There is growing concern over whether developed countries will meet their pledges to finance the historic pact agreed in Paris in 2015 on climate change, with no concrete plans on how to do so, according to critics at current United Nations-sponsored climate negotiations in Marrakech, Morocco.
Instead, a women’s protest group said on Nov. 7 at the 22nd Conference of Parties in Marrakech, the money is going to military expenditure. The current conference, which opened on Nov. 7, runs through Nov. 18 and focuses on finance and implementation of the Paris agreement, which committed 174 countries to begin adopting stringent measures into their legal systems and to “pursue efforts to” limit the temperature increase to 1.5 °C sometime between 2030 and 2050, and to hold the rise to zero net emissions during the second half of the 21st century.
“We are hearing governments repeatedly say that they don’t have the money to invest in climate change and to make contributions to the Green Climate Fund but we know that’s not true,” said Kate Lappin, Regional Coordinator of the Asia Pacific Forum on Women, Law, and Development (APWLD)
However, Lappin said, the developed countries are on a path to increase military expenditure while ignoring their obligations on climate change. For instance, if emissions by the military alone were included in discussions over climate change, the United States, with the world’s largest defense establishment, would rank 34th in the world in terms of emissions, a women’s protest group said on Nov. 7 at the United Nations-sponsored 22nd Conference of Parties in Marrakech, Morocco.
“Military emissions are a driver of climate change yet states often omit them from emissions reporting,” said the Women and Gender Constituency in their statement, which claimed that the US military is the world’s largest institutional consumer of crude oil, using more than 100 billion barrels a year.
In 1997, the US argued for the exemption of military emissions from the Kyoto protocol for security reasons though the country later failed to ratify the agreement. According to the women’s protest group, many of the world’s wars are fought to protect corporate interests in fossil fuels, so the issue of extraterritorial obligations of states is also an issue of climate justice. They also note that many conflicts and wars are fueled by the fossil fuel and other extractive industries.
During the 2009 conference 15 in Copenhagen, developed countries pledged US$100 billion a year for climate finance by 2020. However, although the funds were to be made available this year, there is little sign that their obligations will be met. It was only in Paris last year where developed countries were asked for a concrete roadmap to the $100 billion. These funds are expected to be allocated equally between mitigation and adaptation.

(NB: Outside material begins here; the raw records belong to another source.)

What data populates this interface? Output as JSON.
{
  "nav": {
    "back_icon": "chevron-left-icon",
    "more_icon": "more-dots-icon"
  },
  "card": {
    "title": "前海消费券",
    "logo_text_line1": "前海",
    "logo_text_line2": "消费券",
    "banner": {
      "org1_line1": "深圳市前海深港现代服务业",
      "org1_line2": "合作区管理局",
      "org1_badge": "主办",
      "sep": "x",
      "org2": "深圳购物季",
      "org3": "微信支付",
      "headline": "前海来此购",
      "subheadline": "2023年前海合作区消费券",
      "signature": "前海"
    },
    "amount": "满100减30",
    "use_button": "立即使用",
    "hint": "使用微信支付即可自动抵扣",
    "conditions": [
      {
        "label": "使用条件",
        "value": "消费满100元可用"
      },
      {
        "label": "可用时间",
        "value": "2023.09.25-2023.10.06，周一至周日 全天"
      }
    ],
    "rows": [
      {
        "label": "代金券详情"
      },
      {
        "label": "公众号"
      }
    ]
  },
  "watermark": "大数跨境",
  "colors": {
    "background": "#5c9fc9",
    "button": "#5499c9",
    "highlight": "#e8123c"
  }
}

“That money currently spent by governments in terms of military spending must be redirected towards the climate spending we need,” said Lappin. “This money would go a long way in addressing the serious issues of climate change and its disproportionate impact on women, particularly in frontline communities in the economic South and North. It would also reverse some of the direct and indirect effects of fossil fuel and other extractive-fueled conflict and wars,” the Women and Gender Constituency said.
Climate finance has been crucial in the UN climate negotiations. While countries continue to argue over climate finance, US$100 billion is not enough to answer climate change mitigation and adaptation for developing countries. A report by Oxfam says that developing countries will need an additional US$270 billion per year for adaptation alone.
“We know that the protection of those conflicts over resources in Iraq, Afghanistan are clearly about the extractive industry,” Lappin said. She also emphasized about other links between militarism and climate change aside from emissions, such as protection of the fossil fuel industry.
“In the Philippines, there is a division in the military to defend extractive industries and private corporations,” she said. “So the state is spending money on defending extractive industries. It’s not just in the Philippines but also in the Asia Pacific region like Indonesia.
Shifting finance from militarism
According to the Stockholm International Peace Research Institute (SIPRI), in 2015 global military expenditure reached US$1.6 trillion. Meanwhile, climate financing continues to be a problem inside the UN climate negotiations.
“This [US$100 billion] would go a long way in addressing the serious issues of climate change and its disproportionate impact on women, particularly in frontline communities in the economic South and North. It would also reverse some of the direct and indirect effects of fossil fuel and other extractivist-fueled conflict and wars,” the women’s advocacy group said.
Originally published at Asia Sentinel